Oamaru Doc field ranger Tom Waterhouse said ''there was no-one around'' when he went to pick up the bird and ''no-one had seen anything''.
But the endemic, but naturally uncommon, penguin was suffering from visible bleeding puncture wounds.
The bird was sent to Dunedin's wildlife hospital for treatment, but died shortly after arriving.
An autopsy by hospital wildlife vet Lisa Argilla showed the bird likely died a ''very slow and painful'' death from internal trauma, ''characteristic of a dog attack''.
''More often than not, uncontrolled dogs around penguins results in a lethal outcome. In my experience the internal injuries these birds sustain from dog attacks are usually catastrophic and the external injuries do not show the extent of the damage,'' Dr Argilla said in a Doc statement yesterday.

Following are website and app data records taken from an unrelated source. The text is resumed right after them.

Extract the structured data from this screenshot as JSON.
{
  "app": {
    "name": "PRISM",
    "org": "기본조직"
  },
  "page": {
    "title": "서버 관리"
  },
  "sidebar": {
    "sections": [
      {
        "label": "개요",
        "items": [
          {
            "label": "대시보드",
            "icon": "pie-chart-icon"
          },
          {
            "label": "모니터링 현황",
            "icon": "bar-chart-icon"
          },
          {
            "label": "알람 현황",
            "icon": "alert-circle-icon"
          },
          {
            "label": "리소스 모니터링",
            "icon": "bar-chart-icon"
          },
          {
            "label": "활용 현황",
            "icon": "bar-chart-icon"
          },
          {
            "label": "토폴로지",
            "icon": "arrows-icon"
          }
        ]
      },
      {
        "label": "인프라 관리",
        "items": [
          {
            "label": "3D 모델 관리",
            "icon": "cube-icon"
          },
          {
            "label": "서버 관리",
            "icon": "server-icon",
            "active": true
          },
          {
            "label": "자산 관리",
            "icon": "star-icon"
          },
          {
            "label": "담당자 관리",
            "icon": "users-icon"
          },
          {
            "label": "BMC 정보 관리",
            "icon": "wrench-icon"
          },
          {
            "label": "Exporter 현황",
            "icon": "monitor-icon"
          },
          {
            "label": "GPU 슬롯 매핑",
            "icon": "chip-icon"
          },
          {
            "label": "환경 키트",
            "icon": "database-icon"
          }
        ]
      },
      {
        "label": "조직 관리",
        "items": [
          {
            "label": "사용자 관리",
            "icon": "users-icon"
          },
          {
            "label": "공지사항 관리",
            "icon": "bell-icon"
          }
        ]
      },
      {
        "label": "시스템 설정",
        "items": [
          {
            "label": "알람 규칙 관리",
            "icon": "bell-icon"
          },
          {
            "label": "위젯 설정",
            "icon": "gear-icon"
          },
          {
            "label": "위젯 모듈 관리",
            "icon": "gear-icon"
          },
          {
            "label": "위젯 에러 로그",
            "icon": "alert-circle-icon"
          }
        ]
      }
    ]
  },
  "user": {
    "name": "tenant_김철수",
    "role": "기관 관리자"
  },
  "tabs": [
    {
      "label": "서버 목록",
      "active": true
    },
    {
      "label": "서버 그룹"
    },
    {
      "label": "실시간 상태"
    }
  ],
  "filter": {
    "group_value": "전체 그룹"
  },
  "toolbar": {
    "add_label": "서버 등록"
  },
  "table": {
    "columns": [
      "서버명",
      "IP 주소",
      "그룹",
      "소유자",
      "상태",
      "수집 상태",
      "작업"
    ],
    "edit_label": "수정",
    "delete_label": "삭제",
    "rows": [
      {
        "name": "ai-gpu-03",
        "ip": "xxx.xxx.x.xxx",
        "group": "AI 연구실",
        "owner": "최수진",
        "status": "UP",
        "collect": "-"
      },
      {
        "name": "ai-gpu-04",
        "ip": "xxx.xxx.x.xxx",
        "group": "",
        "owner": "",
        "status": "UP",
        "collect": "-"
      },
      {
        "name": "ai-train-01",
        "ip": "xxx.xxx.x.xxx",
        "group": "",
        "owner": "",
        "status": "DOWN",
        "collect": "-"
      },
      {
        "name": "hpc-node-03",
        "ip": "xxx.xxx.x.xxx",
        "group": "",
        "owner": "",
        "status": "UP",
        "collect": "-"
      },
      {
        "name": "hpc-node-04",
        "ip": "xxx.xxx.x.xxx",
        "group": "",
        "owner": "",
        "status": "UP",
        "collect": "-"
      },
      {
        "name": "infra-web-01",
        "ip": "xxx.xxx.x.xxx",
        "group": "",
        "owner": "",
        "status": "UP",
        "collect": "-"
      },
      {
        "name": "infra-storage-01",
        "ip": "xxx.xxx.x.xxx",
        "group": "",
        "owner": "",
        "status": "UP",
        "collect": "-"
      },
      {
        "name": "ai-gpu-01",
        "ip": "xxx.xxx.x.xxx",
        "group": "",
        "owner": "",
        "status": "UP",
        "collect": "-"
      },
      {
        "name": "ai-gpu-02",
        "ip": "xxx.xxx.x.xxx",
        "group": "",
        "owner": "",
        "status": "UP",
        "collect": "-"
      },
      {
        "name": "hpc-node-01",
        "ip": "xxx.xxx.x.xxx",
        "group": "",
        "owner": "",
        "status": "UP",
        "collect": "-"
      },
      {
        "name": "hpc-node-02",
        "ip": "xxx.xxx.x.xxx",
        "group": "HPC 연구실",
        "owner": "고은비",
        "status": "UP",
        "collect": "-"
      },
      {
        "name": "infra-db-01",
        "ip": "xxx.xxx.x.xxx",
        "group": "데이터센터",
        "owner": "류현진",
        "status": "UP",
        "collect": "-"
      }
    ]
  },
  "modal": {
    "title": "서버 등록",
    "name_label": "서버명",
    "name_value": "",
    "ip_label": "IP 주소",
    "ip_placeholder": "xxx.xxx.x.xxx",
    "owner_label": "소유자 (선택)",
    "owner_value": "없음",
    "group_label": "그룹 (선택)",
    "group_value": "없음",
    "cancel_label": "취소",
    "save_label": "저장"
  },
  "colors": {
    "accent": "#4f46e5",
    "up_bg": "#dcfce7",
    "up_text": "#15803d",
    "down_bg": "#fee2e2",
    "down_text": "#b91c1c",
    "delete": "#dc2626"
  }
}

''Dogs usually shake the bird very violently leading to internal injuries that can cause very slow and painful deaths for the birds.''
Mr Waterhouse said moulting birds, such as the dead Snares crested penguin, were ''particularly vulnerable'' during the two- to three-week moulting period when they replace their feathers all at once.
''They are easily stressed, there's an increased risk of de-hydration and starvation and they cannot escape predators easily.''
Mr Waterhouse urged dog owners to be ''vigilant'' during the moulting season.
''We're not trying to target dog owners,'' he said. ''It's just trying to work with them and reinforce that it is a bit of an issue, because we've got this cool bit of wildlife that comes up and is fairly vulnerable.
''Dog owners are required by law to ensure their dog does not injure, or cause distress to wildlife and other animals, whether the dog's on a lead or running free. Even the most loving or well-behaving dog is capable of hurting or scaring a penguin.''
Doc technical adviser Bruce McKinlay said Snares crested penguins were ''occasional visitors'' to mainland New Zealand.
The Doc website says all sightings of the birds should be reported to the Doc hot line.
The yellow-eyed penguin moulting season was approaching; it ran from late February to mid April.